> EXERCISE PROMPT
All lines with the word "state" must be pulled from the entries below.

RECORDS PROVIDED START

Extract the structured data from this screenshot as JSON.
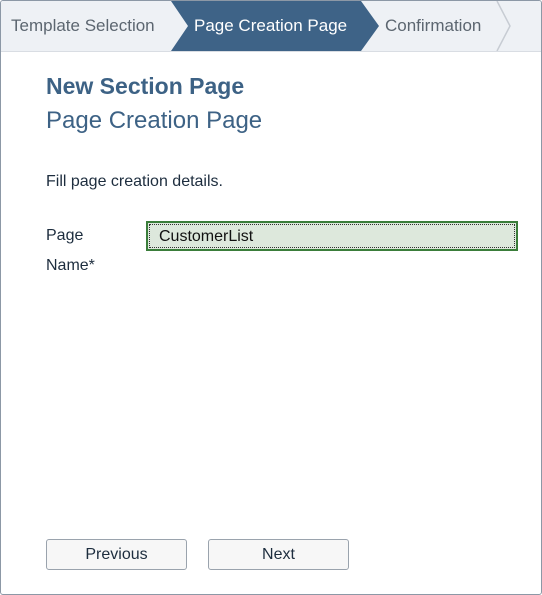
{
  "wizard": {
    "steps": [
      {
        "label": "Template Selection",
        "state": "completed"
      },
      {
        "label": "Page Creation Page",
        "state": "active"
      },
      {
        "label": "Confirmation",
        "state": "pending"
      }
    ]
  },
  "page": {
    "title": "New Section Page",
    "subtitle": "Page Creation Page",
    "instruction": "Fill page creation details."
  },
  "form": {
    "page_name": {
      "label_line1": "Page",
      "label_line2": "Name*",
      "value": "CustomerList"
    }
  },
  "footer": {
    "previous_label": "Previous",
    "next_label": "Next"
  },
  "colors": {
    "active_step": "#3e6387",
    "heading": "#3d6285",
    "input_border": "#3a7d3a",
    "input_background": "#dde8dc"
  }
}
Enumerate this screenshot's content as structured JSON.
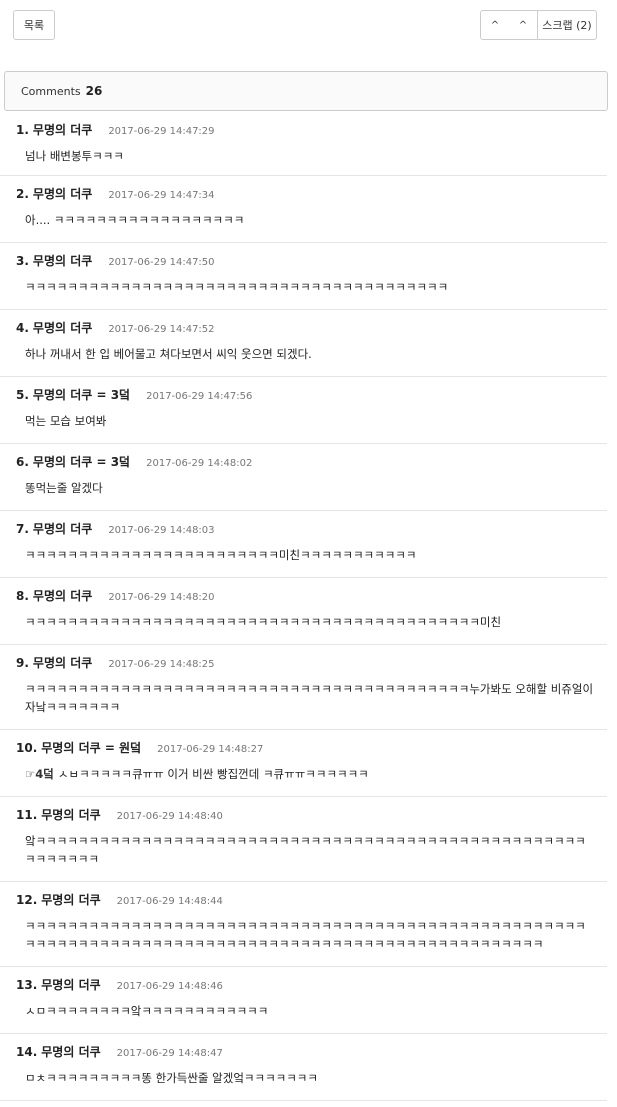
{
  "toolbar": {
    "list_label": "목록",
    "up_icon": "^",
    "down_icon": "^",
    "scrap_label": "스크랩 (2)"
  },
  "comments_header": {
    "label": "Comments",
    "count": "26"
  },
  "comments": [
    {
      "num": "1.",
      "author": "무명의 더쿠",
      "date": "2017-06-29 14:47:29",
      "body": "넘나 배변봉투ㅋㅋㅋ"
    },
    {
      "num": "2.",
      "author": "무명의 더쿠",
      "date": "2017-06-29 14:47:34",
      "body": "아.... ㅋㅋㅋㅋㅋㅋㅋㅋㅋㅋㅋㅋㅋㅋㅋㅋㅋㅋ"
    },
    {
      "num": "3.",
      "author": "무명의 더쿠",
      "date": "2017-06-29 14:47:50",
      "body": "ㅋㅋㅋㅋㅋㅋㅋㅋㅋㅋㅋㅋㅋㅋㅋㅋㅋㅋㅋㅋㅋㅋㅋㅋㅋㅋㅋㅋㅋㅋㅋㅋㅋㅋㅋㅋㅋㅋㅋㅋ"
    },
    {
      "num": "4.",
      "author": "무명의 더쿠",
      "date": "2017-06-29 14:47:52",
      "body": "하나 꺼내서 한 입 베어물고 쳐다보면서 씨익 웃으면 되겠다."
    },
    {
      "num": "5.",
      "author": "무명의 더쿠 = 3덬",
      "date": "2017-06-29 14:47:56",
      "body": "먹는 모습 보여봐"
    },
    {
      "num": "6.",
      "author": "무명의 더쿠 = 3덬",
      "date": "2017-06-29 14:48:02",
      "body": "똥먹는줄 알겠다"
    },
    {
      "num": "7.",
      "author": "무명의 더쿠",
      "date": "2017-06-29 14:48:03",
      "body": "ㅋㅋㅋㅋㅋㅋㅋㅋㅋㅋㅋㅋㅋㅋㅋㅋㅋㅋㅋㅋㅋㅋㅋㅋ미친ㅋㅋㅋㅋㅋㅋㅋㅋㅋㅋㅋ"
    },
    {
      "num": "8.",
      "author": "무명의 더쿠",
      "date": "2017-06-29 14:48:20",
      "body": "ㅋㅋㅋㅋㅋㅋㅋㅋㅋㅋㅋㅋㅋㅋㅋㅋㅋㅋㅋㅋㅋㅋㅋㅋㅋㅋㅋㅋㅋㅋㅋㅋㅋㅋㅋㅋㅋㅋㅋㅋㅋㅋㅋ미친"
    },
    {
      "num": "9.",
      "author": "무명의 더쿠",
      "date": "2017-06-29 14:48:25",
      "body": "ㅋㅋㅋㅋㅋㅋㅋㅋㅋㅋㅋㅋㅋㅋㅋㅋㅋㅋㅋㅋㅋㅋㅋㅋㅋㅋㅋㅋㅋㅋㅋㅋㅋㅋㅋㅋㅋㅋㅋㅋㅋㅋ누가봐도 오해할 비쥬얼이자낰ㅋㅋㅋㅋㅋㅋㅋ"
    },
    {
      "num": "10.",
      "author": "무명의 더쿠 = 원덬",
      "date": "2017-06-29 14:48:27",
      "icon": "☞4덬",
      "body": "ㅅㅂㅋㅋㅋㅋㅋ큐ㅠㅠ 이거 비싼 빵집껀데 ㅋ큐ㅠㅠㅋㅋㅋㅋㅋㅋ"
    },
    {
      "num": "11.",
      "author": "무명의 더쿠",
      "date": "2017-06-29 14:48:40",
      "body": "앜ㅋㅋㅋㅋㅋㅋㅋㅋㅋㅋㅋㅋㅋㅋㅋㅋㅋㅋㅋㅋㅋㅋㅋㅋㅋㅋㅋㅋㅋㅋㅋㅋㅋㅋㅋㅋㅋㅋㅋㅋㅋㅋㅋㅋㅋㅋㅋㅋㅋㅋㅋㅋㅋㅋㅋㅋㅋㅋㅋ"
    },
    {
      "num": "12.",
      "author": "무명의 더쿠",
      "date": "2017-06-29 14:48:44",
      "body": "ㅋㅋㅋㅋㅋㅋㅋㅋㅋㅋㅋㅋㅋㅋㅋㅋㅋㅋㅋㅋㅋㅋㅋㅋㅋㅋㅋㅋㅋㅋㅋㅋㅋㅋㅋㅋㅋㅋㅋㅋㅋㅋㅋㅋㅋㅋㅋㅋㅋㅋㅋㅋㅋㅋㅋㅋㅋㅋㅋㅋㅋㅋㅋㅋㅋㅋㅋㅋㅋㅋㅋㅋㅋㅋㅋㅋㅋㅋㅋㅋㅋㅋㅋㅋㅋㅋㅋㅋㅋㅋㅋㅋㅋㅋㅋㅋㅋㅋㅋㅋㅋㅋ"
    },
    {
      "num": "13.",
      "author": "무명의 더쿠",
      "date": "2017-06-29 14:48:46",
      "body": "ㅅㅁㅋㅋㅋㅋㅋㅋㅋㅋ앜ㅋㅋㅋㅋㅋㅋㅋㅋㅋㅋㅋㅋ"
    },
    {
      "num": "14.",
      "author": "무명의 더쿠",
      "date": "2017-06-29 14:48:47",
      "body": "ㅁㅊㅋㅋㅋㅋㅋㅋㅋㅋㅋ똥 한가득싼줄 알겠엌ㅋㅋㅋㅋㅋㅋㅋ"
    }
  ]
}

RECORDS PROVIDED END

> EXERCISE SOLUTION
        "state": "completed"
        "state": "active"
        "state": "pending"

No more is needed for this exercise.